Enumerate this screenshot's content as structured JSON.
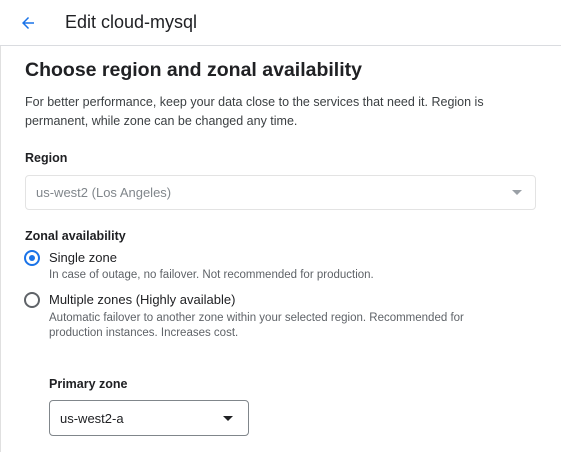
{
  "header": {
    "back_icon": "arrow-back-icon",
    "title": "Edit cloud-mysql"
  },
  "section": {
    "title": "Choose region and zonal availability",
    "description": "For better performance, keep your data close to the services that need it. Region is permanent, while zone can be changed any time."
  },
  "region": {
    "label": "Region",
    "value": "us-west2 (Los Angeles)",
    "disabled": true
  },
  "zonal": {
    "label": "Zonal availability",
    "options": [
      {
        "label": "Single zone",
        "help": "In case of outage, no failover. Not recommended for production.",
        "checked": true
      },
      {
        "label": "Multiple zones (Highly available)",
        "help": "Automatic failover to another zone within your selected region. Recommended for production instances. Increases cost.",
        "checked": false
      }
    ]
  },
  "primary_zone": {
    "label": "Primary zone",
    "value": "us-west2-a"
  },
  "colors": {
    "accent": "#1a73e8",
    "text": "#202124",
    "secondary_text": "#5f6368",
    "disabled_text": "#80868b",
    "border": "#dadce0"
  }
}
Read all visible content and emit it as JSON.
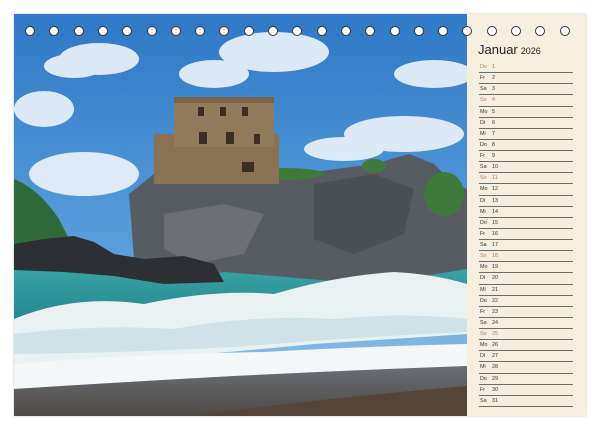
{
  "calendar": {
    "month": "Januar",
    "year": "2026",
    "days": [
      {
        "wd": "Do",
        "d": "1",
        "sunday": true
      },
      {
        "wd": "Fr",
        "d": "2",
        "sunday": false
      },
      {
        "wd": "Sa",
        "d": "3",
        "sunday": false
      },
      {
        "wd": "So",
        "d": "4",
        "sunday": true
      },
      {
        "wd": "Mo",
        "d": "5",
        "sunday": false
      },
      {
        "wd": "Di",
        "d": "6",
        "sunday": false
      },
      {
        "wd": "Mi",
        "d": "7",
        "sunday": false
      },
      {
        "wd": "Do",
        "d": "8",
        "sunday": false
      },
      {
        "wd": "Fr",
        "d": "9",
        "sunday": false
      },
      {
        "wd": "Sa",
        "d": "10",
        "sunday": false
      },
      {
        "wd": "So",
        "d": "11",
        "sunday": true
      },
      {
        "wd": "Mo",
        "d": "12",
        "sunday": false
      },
      {
        "wd": "Di",
        "d": "13",
        "sunday": false
      },
      {
        "wd": "Mi",
        "d": "14",
        "sunday": false
      },
      {
        "wd": "Do",
        "d": "15",
        "sunday": false
      },
      {
        "wd": "Fr",
        "d": "16",
        "sunday": false
      },
      {
        "wd": "Sa",
        "d": "17",
        "sunday": false
      },
      {
        "wd": "So",
        "d": "18",
        "sunday": true
      },
      {
        "wd": "Mo",
        "d": "19",
        "sunday": false
      },
      {
        "wd": "Di",
        "d": "20",
        "sunday": false
      },
      {
        "wd": "Mi",
        "d": "21",
        "sunday": false
      },
      {
        "wd": "Do",
        "d": "22",
        "sunday": false
      },
      {
        "wd": "Fr",
        "d": "23",
        "sunday": false
      },
      {
        "wd": "Sa",
        "d": "24",
        "sunday": false
      },
      {
        "wd": "So",
        "d": "25",
        "sunday": true
      },
      {
        "wd": "Mo",
        "d": "26",
        "sunday": false
      },
      {
        "wd": "Di",
        "d": "27",
        "sunday": false
      },
      {
        "wd": "Mi",
        "d": "28",
        "sunday": false
      },
      {
        "wd": "Do",
        "d": "29",
        "sunday": false
      },
      {
        "wd": "Fr",
        "d": "30",
        "sunday": false
      },
      {
        "wd": "Sa",
        "d": "31",
        "sunday": false
      }
    ]
  },
  "colors": {
    "sunday": "#c07a45",
    "panel": "#f6efdf",
    "sky": "#3f86cf"
  }
}
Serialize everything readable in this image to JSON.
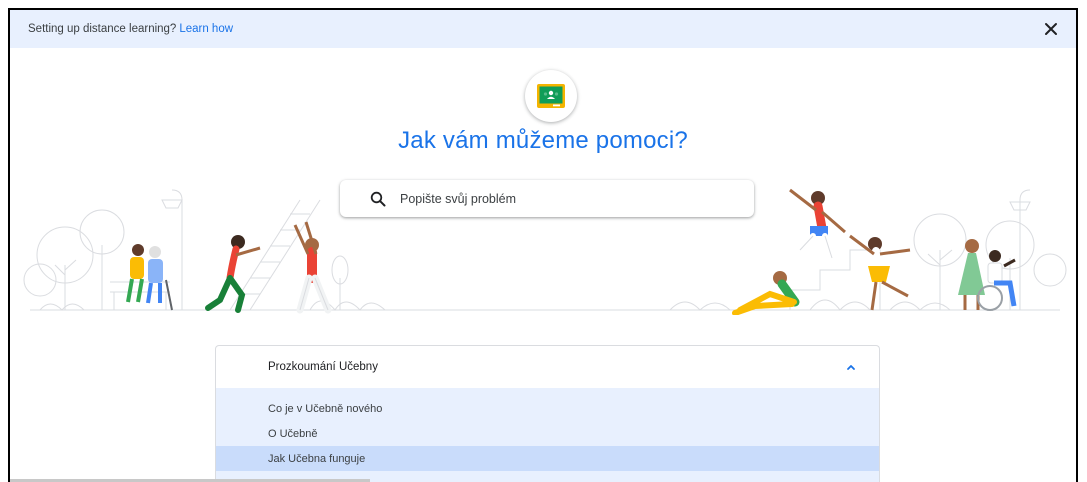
{
  "banner": {
    "text": "Setting up distance learning?",
    "link": "Learn how"
  },
  "logo": {
    "icon": "google-classroom-icon"
  },
  "hero": {
    "title": "Jak vám můžeme pomoci?"
  },
  "search": {
    "placeholder": "Popište svůj problém",
    "value": ""
  },
  "accordion": {
    "title": "Prozkoumání Učebny",
    "expanded": true,
    "items": [
      {
        "label": "Co je v Učebně nového",
        "active": false
      },
      {
        "label": "O Učebně",
        "active": false
      },
      {
        "label": "Jak Učebna funguje",
        "active": true
      }
    ]
  },
  "colors": {
    "accent": "#1a73e8",
    "banner_bg": "#e8f0fe",
    "active_item_bg": "#c9dcfb",
    "classroom_green": "#0f9d58",
    "classroom_yellow": "#f4b400"
  }
}
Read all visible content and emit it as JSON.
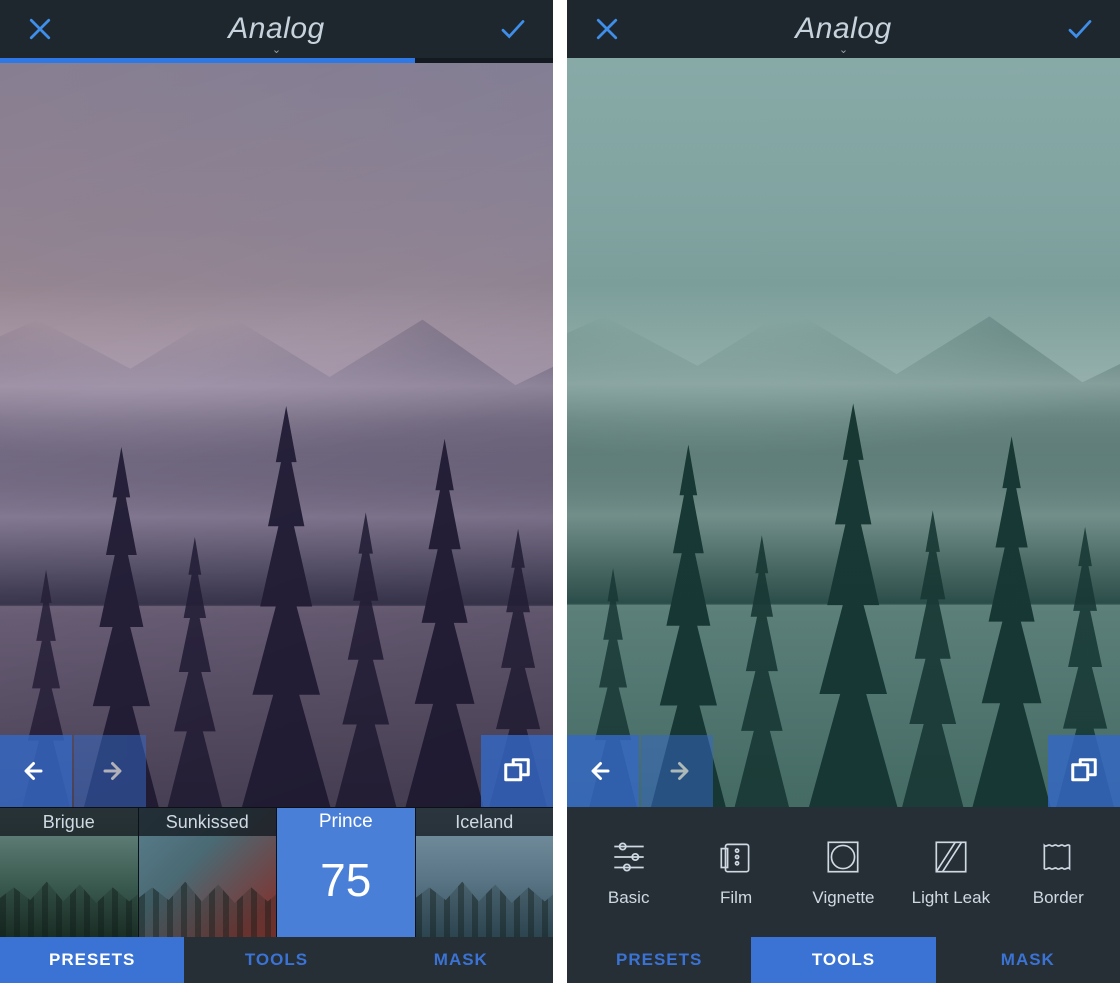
{
  "left": {
    "header": {
      "title": "Analog"
    },
    "slider_percent": 75,
    "presets": [
      {
        "name": "Brigue"
      },
      {
        "name": "Sunkissed"
      },
      {
        "name": "Prince",
        "value": "75",
        "selected": true
      },
      {
        "name": "Iceland"
      }
    ],
    "tabs": {
      "presets": "PRESETS",
      "tools": "TOOLS",
      "mask": "MASK",
      "active": "presets"
    }
  },
  "right": {
    "header": {
      "title": "Analog"
    },
    "tools": [
      {
        "name": "Basic"
      },
      {
        "name": "Film"
      },
      {
        "name": "Vignette"
      },
      {
        "name": "Light Leak"
      },
      {
        "name": "Border"
      }
    ],
    "tabs": {
      "presets": "PRESETS",
      "tools": "TOOLS",
      "mask": "MASK",
      "active": "tools"
    }
  }
}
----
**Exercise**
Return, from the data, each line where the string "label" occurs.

**Reply to the exercise**
    "label": "Region",
    "label": "Zonal availability",
        "label": "Single zone",
        "label": "Multiple zones (Highly available)",
    "label": "Primary zone",
        "label": "Co je v Učebně nového",
        "label": "O Učebně",
        "label": "Jak Učebna funguje",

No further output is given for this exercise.